The first thing to greet us at six in the morning was the thick layer of frost on our tents. The second thing, of course, was the stunning view of the Himalayan peaks surrounding us. In the matter of just a couple of hours, we would be atop one of them.
It was day four of our week-long expedition to summit Kedarkantha, a peak located in Uttarakhand at an elevation of 12,500 feet.
Every year in October, grade 10 students split up to go on four different hikes. Our group, consisting of eighteen students and four chaperones, were assigned what was allegedly the hardest hike of the four.
At about 8:30, we left the campsite and resumed our hike. Following a steep, narrow ridge around the mountain, we were completely defenceless against the vertical drop thousands of feet below.
Panting and exhausted, we reached the peak in less than three hours, and that was when we breathless, quite literally and figuratively. We stayed at the peak for quite a while, letting our senses truly digest the beauty.
Other snow-topped peaks surrounded us and the surrounding.The wind was bitter but the bright sun made up for it. All the blisters and exhaustion forgotten, it was perfect in every sense. Standing on top gave the sense of being big, yet so small. In every direction, the panoramic view was ethereal. There was a little stone temple on the peak, made of stacks of disc-shaped rocks, adding to the refreshing vibe of the place. A large sense of accomplishment overwhelmed us.
After the breathtaking summit and our motivation restored, we strapped on our backpacks and set off once again. If only we had known that we had 10 kilometers more to go until our next campsite.
The trail was steep, rocky, and seemed endless, constantly switching between heel-throbbing uphill to toe-numbing downhill. The views remained spectacular, although the same couldn’t be said for our stamina. The freezing winds kept blowing at us and the mist kept blinding us while the guide kept annoying us. At about four, we reached the campsite, completely spent and exhausted.
The next day, we followed a ridge that would lead us down to our final campsite. With our toes duct-taped to ease the blisters, we wanted this hike to be over as soon as possible.
For this one day, we decided to spread out and walk along the ridge by ourselves for about two hours. It was a surprisingly humbling, almost soothing experience. Walking in solitude really allowed one to look around and absorb everything. We had a chance to reflect; we dwelled. Once again, our motivation was restored.
We reached the campsite sometime in the afternoon. It was a vast, grassland overlooking the valley below, which we would undertake the next day. Dark, dense clouds started gathering above us and not too long after, it began to pour.
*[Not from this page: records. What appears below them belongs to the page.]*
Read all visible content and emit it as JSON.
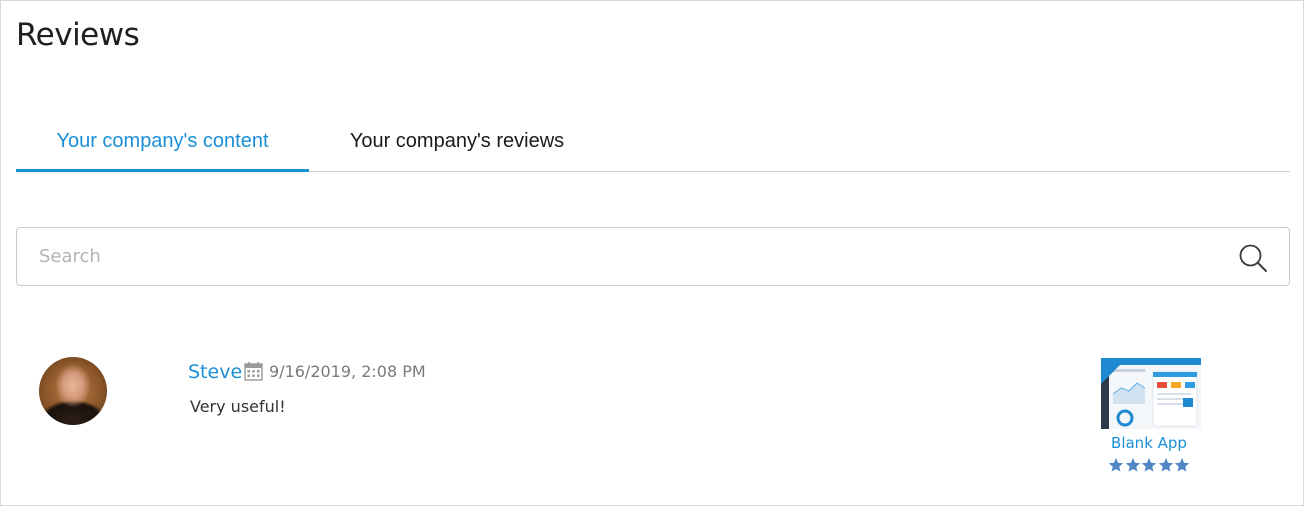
{
  "page": {
    "title": "Reviews"
  },
  "tabs": [
    {
      "label": "Your company's content",
      "active": true
    },
    {
      "label": "Your company's reviews",
      "active": false
    }
  ],
  "search": {
    "placeholder": "Search",
    "value": "",
    "icon": "search-icon"
  },
  "reviews": [
    {
      "reviewer": "Steve",
      "date": "9/16/2019, 2:08 PM",
      "date_icon": "calendar-icon",
      "text": "Very useful!",
      "app": {
        "name": "Blank App",
        "rating": 5,
        "rating_max": 5
      }
    }
  ],
  "colors": {
    "accent": "#1a8fd6",
    "star": "#4f86c6",
    "border": "#d0d0d0",
    "title": "#1f1f1f",
    "muted": "#7a7a7a"
  }
}
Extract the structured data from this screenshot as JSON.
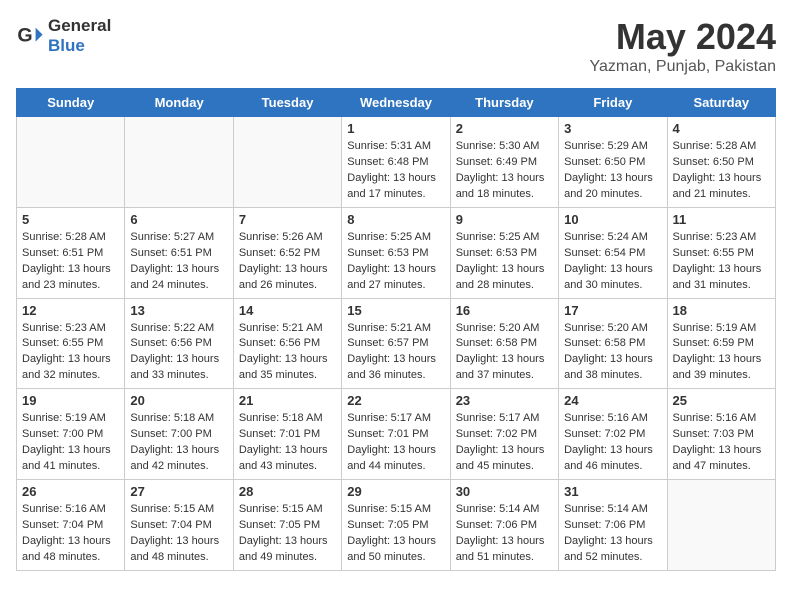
{
  "logo": {
    "text_general": "General",
    "text_blue": "Blue",
    "icon": "▶"
  },
  "title": "May 2024",
  "subtitle": "Yazman, Punjab, Pakistan",
  "days_of_week": [
    "Sunday",
    "Monday",
    "Tuesday",
    "Wednesday",
    "Thursday",
    "Friday",
    "Saturday"
  ],
  "weeks": [
    [
      {
        "date": "",
        "info": ""
      },
      {
        "date": "",
        "info": ""
      },
      {
        "date": "",
        "info": ""
      },
      {
        "date": "1",
        "info": "Sunrise: 5:31 AM\nSunset: 6:48 PM\nDaylight: 13 hours and 17 minutes."
      },
      {
        "date": "2",
        "info": "Sunrise: 5:30 AM\nSunset: 6:49 PM\nDaylight: 13 hours and 18 minutes."
      },
      {
        "date": "3",
        "info": "Sunrise: 5:29 AM\nSunset: 6:50 PM\nDaylight: 13 hours and 20 minutes."
      },
      {
        "date": "4",
        "info": "Sunrise: 5:28 AM\nSunset: 6:50 PM\nDaylight: 13 hours and 21 minutes."
      }
    ],
    [
      {
        "date": "5",
        "info": "Sunrise: 5:28 AM\nSunset: 6:51 PM\nDaylight: 13 hours and 23 minutes."
      },
      {
        "date": "6",
        "info": "Sunrise: 5:27 AM\nSunset: 6:51 PM\nDaylight: 13 hours and 24 minutes."
      },
      {
        "date": "7",
        "info": "Sunrise: 5:26 AM\nSunset: 6:52 PM\nDaylight: 13 hours and 26 minutes."
      },
      {
        "date": "8",
        "info": "Sunrise: 5:25 AM\nSunset: 6:53 PM\nDaylight: 13 hours and 27 minutes."
      },
      {
        "date": "9",
        "info": "Sunrise: 5:25 AM\nSunset: 6:53 PM\nDaylight: 13 hours and 28 minutes."
      },
      {
        "date": "10",
        "info": "Sunrise: 5:24 AM\nSunset: 6:54 PM\nDaylight: 13 hours and 30 minutes."
      },
      {
        "date": "11",
        "info": "Sunrise: 5:23 AM\nSunset: 6:55 PM\nDaylight: 13 hours and 31 minutes."
      }
    ],
    [
      {
        "date": "12",
        "info": "Sunrise: 5:23 AM\nSunset: 6:55 PM\nDaylight: 13 hours and 32 minutes."
      },
      {
        "date": "13",
        "info": "Sunrise: 5:22 AM\nSunset: 6:56 PM\nDaylight: 13 hours and 33 minutes."
      },
      {
        "date": "14",
        "info": "Sunrise: 5:21 AM\nSunset: 6:56 PM\nDaylight: 13 hours and 35 minutes."
      },
      {
        "date": "15",
        "info": "Sunrise: 5:21 AM\nSunset: 6:57 PM\nDaylight: 13 hours and 36 minutes."
      },
      {
        "date": "16",
        "info": "Sunrise: 5:20 AM\nSunset: 6:58 PM\nDaylight: 13 hours and 37 minutes."
      },
      {
        "date": "17",
        "info": "Sunrise: 5:20 AM\nSunset: 6:58 PM\nDaylight: 13 hours and 38 minutes."
      },
      {
        "date": "18",
        "info": "Sunrise: 5:19 AM\nSunset: 6:59 PM\nDaylight: 13 hours and 39 minutes."
      }
    ],
    [
      {
        "date": "19",
        "info": "Sunrise: 5:19 AM\nSunset: 7:00 PM\nDaylight: 13 hours and 41 minutes."
      },
      {
        "date": "20",
        "info": "Sunrise: 5:18 AM\nSunset: 7:00 PM\nDaylight: 13 hours and 42 minutes."
      },
      {
        "date": "21",
        "info": "Sunrise: 5:18 AM\nSunset: 7:01 PM\nDaylight: 13 hours and 43 minutes."
      },
      {
        "date": "22",
        "info": "Sunrise: 5:17 AM\nSunset: 7:01 PM\nDaylight: 13 hours and 44 minutes."
      },
      {
        "date": "23",
        "info": "Sunrise: 5:17 AM\nSunset: 7:02 PM\nDaylight: 13 hours and 45 minutes."
      },
      {
        "date": "24",
        "info": "Sunrise: 5:16 AM\nSunset: 7:02 PM\nDaylight: 13 hours and 46 minutes."
      },
      {
        "date": "25",
        "info": "Sunrise: 5:16 AM\nSunset: 7:03 PM\nDaylight: 13 hours and 47 minutes."
      }
    ],
    [
      {
        "date": "26",
        "info": "Sunrise: 5:16 AM\nSunset: 7:04 PM\nDaylight: 13 hours and 48 minutes."
      },
      {
        "date": "27",
        "info": "Sunrise: 5:15 AM\nSunset: 7:04 PM\nDaylight: 13 hours and 48 minutes."
      },
      {
        "date": "28",
        "info": "Sunrise: 5:15 AM\nSunset: 7:05 PM\nDaylight: 13 hours and 49 minutes."
      },
      {
        "date": "29",
        "info": "Sunrise: 5:15 AM\nSunset: 7:05 PM\nDaylight: 13 hours and 50 minutes."
      },
      {
        "date": "30",
        "info": "Sunrise: 5:14 AM\nSunset: 7:06 PM\nDaylight: 13 hours and 51 minutes."
      },
      {
        "date": "31",
        "info": "Sunrise: 5:14 AM\nSunset: 7:06 PM\nDaylight: 13 hours and 52 minutes."
      },
      {
        "date": "",
        "info": ""
      }
    ]
  ]
}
We hurried into our freshly-pitched tents and waited.
By dinnertime, the pouring had stopped. The bonfire helped bring back some sensation to our extremities.
The next day was an easy hike down to the valley, from where we would take a ride back to a hotel. Layers were shed with the temperatures constantly on the rise.
Walking through the village at the base, we were greeted by the smiling faces accompanied by “namestes.” At the near-bottom of the valley, two pickup trucks were awaiting us. Getting on, we bid our goodbyes: to the children, to the frost, to the stone temple, to everything.
Riding back to the hotel, the near-end of the week began to feel bittersweet. Although the memories will always be cherished, all the pain and exhaustion? Never again.
@nalinmahajan was a contributor to this article.